§ EXERCISE:
Each record beneath this line should be returned exactly as it is.

[Opening RECORDS SUPPLIED section]

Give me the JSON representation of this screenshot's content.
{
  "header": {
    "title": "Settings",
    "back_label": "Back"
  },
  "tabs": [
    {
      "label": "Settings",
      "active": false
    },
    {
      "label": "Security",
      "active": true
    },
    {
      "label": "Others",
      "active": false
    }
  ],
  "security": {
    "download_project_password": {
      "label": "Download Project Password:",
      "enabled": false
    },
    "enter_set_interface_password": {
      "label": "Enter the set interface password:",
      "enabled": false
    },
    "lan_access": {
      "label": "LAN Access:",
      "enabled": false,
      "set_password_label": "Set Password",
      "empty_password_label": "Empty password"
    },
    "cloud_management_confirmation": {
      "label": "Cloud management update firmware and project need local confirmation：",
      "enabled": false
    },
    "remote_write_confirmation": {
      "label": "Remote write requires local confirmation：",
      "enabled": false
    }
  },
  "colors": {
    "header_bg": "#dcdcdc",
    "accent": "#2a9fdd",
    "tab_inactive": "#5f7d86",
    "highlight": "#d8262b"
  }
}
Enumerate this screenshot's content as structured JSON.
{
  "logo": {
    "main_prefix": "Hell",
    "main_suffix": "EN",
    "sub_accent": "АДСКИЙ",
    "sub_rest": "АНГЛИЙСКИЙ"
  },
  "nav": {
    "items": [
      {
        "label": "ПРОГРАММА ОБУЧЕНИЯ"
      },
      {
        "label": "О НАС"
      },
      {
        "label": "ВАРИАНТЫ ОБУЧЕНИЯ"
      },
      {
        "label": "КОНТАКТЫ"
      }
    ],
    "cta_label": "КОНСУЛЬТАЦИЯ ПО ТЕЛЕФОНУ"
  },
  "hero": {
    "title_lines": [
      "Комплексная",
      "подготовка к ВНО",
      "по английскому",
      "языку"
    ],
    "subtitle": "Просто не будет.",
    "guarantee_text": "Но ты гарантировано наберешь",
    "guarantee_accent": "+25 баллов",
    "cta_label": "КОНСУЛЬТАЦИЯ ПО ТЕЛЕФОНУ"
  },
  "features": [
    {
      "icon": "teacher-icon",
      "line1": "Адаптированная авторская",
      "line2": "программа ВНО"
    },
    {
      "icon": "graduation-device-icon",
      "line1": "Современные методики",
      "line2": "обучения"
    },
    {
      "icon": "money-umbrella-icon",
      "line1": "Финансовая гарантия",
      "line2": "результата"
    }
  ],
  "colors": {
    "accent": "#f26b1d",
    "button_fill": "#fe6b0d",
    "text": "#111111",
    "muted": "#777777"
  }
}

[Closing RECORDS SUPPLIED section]

§ FINAL ANSWER:
Give me the JSON representation of this screenshot's content.
{
  "header": {
    "title": "Settings",
    "back_label": "Back"
  },
  "tabs": [
    {
      "label": "Settings",
      "active": false
    },
    {
      "label": "Security",
      "active": true
    },
    {
      "label": "Others",
      "active": false
    }
  ],
  "security": {
    "download_project_password": {
      "label": "Download Project Password:",
      "enabled": false
    },
    "enter_set_interface_password": {
      "label": "Enter the set interface password:",
      "enabled": false
    },
    "lan_access": {
      "label": "LAN Access:",
      "enabled": false,
      "set_password_label": "Set Password",
      "empty_password_label": "Empty password"
    },
    "cloud_management_confirmation": {
      "label": "Cloud management update firmware and project need local confirmation：",
      "enabled": false
    },
    "remote_write_confirmation": {
      "label": "Remote write requires local confirmation：",
      "enabled": false
    }
  },
  "colors": {
    "header_bg": "#dcdcdc",
    "accent": "#2a9fdd",
    "tab_inactive": "#5f7d86",
    "highlight": "#d8262b"
  }
}
Enumerate this screenshot's content as structured JSON.
{
  "logo": {
    "main_prefix": "Hell",
    "main_suffix": "EN",
    "sub_accent": "АДСКИЙ",
    "sub_rest": "АНГЛИЙСКИЙ"
  },
  "nav": {
    "items": [
      {
        "label": "ПРОГРАММА ОБУЧЕНИЯ"
      },
      {
        "label": "О НАС"
      },
      {
        "label": "ВАРИАНТЫ ОБУЧЕНИЯ"
      },
      {
        "label": "КОНТАКТЫ"
      }
    ],
    "cta_label": "КОНСУЛЬТАЦИЯ ПО ТЕЛЕФОНУ"
  },
  "hero": {
    "title_lines": [
      "Комплексная",
      "подготовка к ВНО",
      "по английскому",
      "языку"
    ],
    "subtitle": "Просто не будет.",
    "guarantee_text": "Но ты гарантировано наберешь",
    "guarantee_accent": "+25 баллов",
    "cta_label": "КОНСУЛЬТАЦИЯ ПО ТЕЛЕФОНУ"
  },
  "features": [
    {
      "icon": "teacher-icon",
      "line1": "Адаптированная авторская",
      "line2": "программа ВНО"
    },
    {
      "icon": "graduation-device-icon",
      "line1": "Современные методики",
      "line2": "обучения"
    },
    {
      "icon": "money-umbrella-icon",
      "line1": "Финансовая гарантия",
      "line2": "результата"
    }
  ],
  "colors": {
    "accent": "#f26b1d",
    "button_fill": "#fe6b0d",
    "text": "#111111",
    "muted": "#777777"
  }
}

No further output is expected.